**Try it**. The response must consist of every record, restated word for word.

**Dataset entries**.
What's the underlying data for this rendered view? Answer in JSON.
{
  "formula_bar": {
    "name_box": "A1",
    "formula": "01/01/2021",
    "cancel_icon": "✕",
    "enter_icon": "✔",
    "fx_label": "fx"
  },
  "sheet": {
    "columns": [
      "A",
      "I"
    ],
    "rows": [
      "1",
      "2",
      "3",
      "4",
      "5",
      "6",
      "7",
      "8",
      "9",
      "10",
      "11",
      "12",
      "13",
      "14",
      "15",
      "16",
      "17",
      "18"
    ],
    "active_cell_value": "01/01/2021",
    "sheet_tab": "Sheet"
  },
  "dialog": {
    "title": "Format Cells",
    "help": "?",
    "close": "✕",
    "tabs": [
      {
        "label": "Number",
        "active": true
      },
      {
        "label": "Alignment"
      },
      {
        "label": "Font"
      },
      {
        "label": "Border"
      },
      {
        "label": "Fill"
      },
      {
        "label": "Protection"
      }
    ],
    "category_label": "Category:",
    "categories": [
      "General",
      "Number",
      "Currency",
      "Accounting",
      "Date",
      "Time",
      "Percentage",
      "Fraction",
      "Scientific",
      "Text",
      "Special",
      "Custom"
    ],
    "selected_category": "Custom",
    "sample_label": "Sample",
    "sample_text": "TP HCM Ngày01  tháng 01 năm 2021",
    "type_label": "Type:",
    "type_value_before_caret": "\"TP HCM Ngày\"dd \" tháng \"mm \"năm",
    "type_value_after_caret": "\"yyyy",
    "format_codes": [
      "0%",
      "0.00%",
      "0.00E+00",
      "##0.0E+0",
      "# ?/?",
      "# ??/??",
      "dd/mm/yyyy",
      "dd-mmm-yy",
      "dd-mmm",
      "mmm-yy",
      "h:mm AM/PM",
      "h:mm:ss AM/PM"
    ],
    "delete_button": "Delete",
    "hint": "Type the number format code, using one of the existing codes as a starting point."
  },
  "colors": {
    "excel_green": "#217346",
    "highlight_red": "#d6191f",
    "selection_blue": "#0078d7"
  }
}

**Exercise output**.
What's the underlying data for this rendered view? Answer in JSON.
{
  "formula_bar": {
    "name_box": "A1",
    "formula": "01/01/2021",
    "cancel_icon": "✕",
    "enter_icon": "✔",
    "fx_label": "fx"
  },
  "sheet": {
    "columns": [
      "A",
      "I"
    ],
    "rows": [
      "1",
      "2",
      "3",
      "4",
      "5",
      "6",
      "7",
      "8",
      "9",
      "10",
      "11",
      "12",
      "13",
      "14",
      "15",
      "16",
      "17",
      "18"
    ],
    "active_cell_value": "01/01/2021",
    "sheet_tab": "Sheet"
  },
  "dialog": {
    "title": "Format Cells",
    "help": "?",
    "close": "✕",
    "tabs": [
      {
        "label": "Number",
        "active": true
      },
      {
        "label": "Alignment"
      },
      {
        "label": "Font"
      },
      {
        "label": "Border"
      },
      {
        "label": "Fill"
      },
      {
        "label": "Protection"
      }
    ],
    "category_label": "Category:",
    "categories": [
      "General",
      "Number",
      "Currency",
      "Accounting",
      "Date",
      "Time",
      "Percentage",
      "Fraction",
      "Scientific",
      "Text",
      "Special",
      "Custom"
    ],
    "selected_category": "Custom",
    "sample_label": "Sample",
    "sample_text": "TP HCM Ngày01  tháng 01 năm 2021",
    "type_label": "Type:",
    "type_value_before_caret": "\"TP HCM Ngày\"dd \" tháng \"mm \"năm",
    "type_value_after_caret": "\"yyyy",
    "format_codes": [
      "0%",
      "0.00%",
      "0.00E+00",
      "##0.0E+0",
      "# ?/?",
      "# ??/??",
      "dd/mm/yyyy",
      "dd-mmm-yy",
      "dd-mmm",
      "mmm-yy",
      "h:mm AM/PM",
      "h:mm:ss AM/PM"
    ],
    "delete_button": "Delete",
    "hint": "Type the number format code, using one of the existing codes as a starting point."
  },
  "colors": {
    "excel_green": "#217346",
    "highlight_red": "#d6191f",
    "selection_blue": "#0078d7"
  }
}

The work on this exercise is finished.